■ TASK DETAILS
Show all lines containing "true" from the data below.

■ INFORMATION SUPPLIED
━━━━━━━━━━━━━━━━━━━━

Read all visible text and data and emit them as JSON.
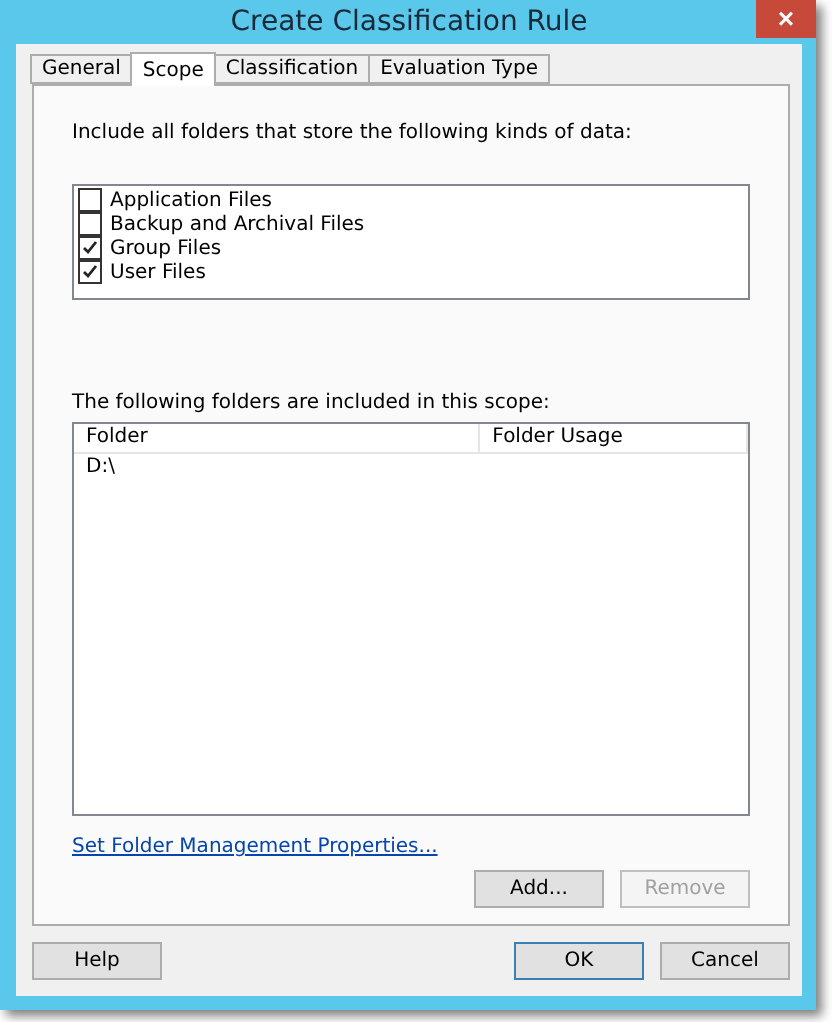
{
  "window": {
    "title": "Create Classification Rule",
    "close_glyph": "×"
  },
  "tabs": [
    {
      "label": "General",
      "selected": false
    },
    {
      "label": "Scope",
      "selected": true
    },
    {
      "label": "Classification",
      "selected": false
    },
    {
      "label": "Evaluation Type",
      "selected": false
    }
  ],
  "data_kinds_label": "Include all folders that store the following kinds of data:",
  "data_kinds": [
    {
      "label": "Application Files",
      "checked": false
    },
    {
      "label": "Backup and Archival Files",
      "checked": false
    },
    {
      "label": "Group Files",
      "checked": true
    },
    {
      "label": "User Files",
      "checked": true
    }
  ],
  "folders_label": "The following folders are included in this scope:",
  "table": {
    "columns": [
      "Folder",
      "Folder Usage"
    ],
    "rows": [
      [
        "D:\\",
        ""
      ]
    ]
  },
  "link": "Set Folder Management Properties...",
  "list_buttons": [
    {
      "label": "Add...",
      "disabled": false
    },
    {
      "label": "Remove",
      "disabled": true
    }
  ],
  "buttons": [
    {
      "label": "Help",
      "default": false
    },
    {
      "label": "OK",
      "default": true
    },
    {
      "label": "Cancel",
      "default": false
    }
  ]
}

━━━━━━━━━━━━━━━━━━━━

■ ANSWER SECTION
      "selected": true
      "checked": true
      "checked": true
      "disabled": true
      "default": true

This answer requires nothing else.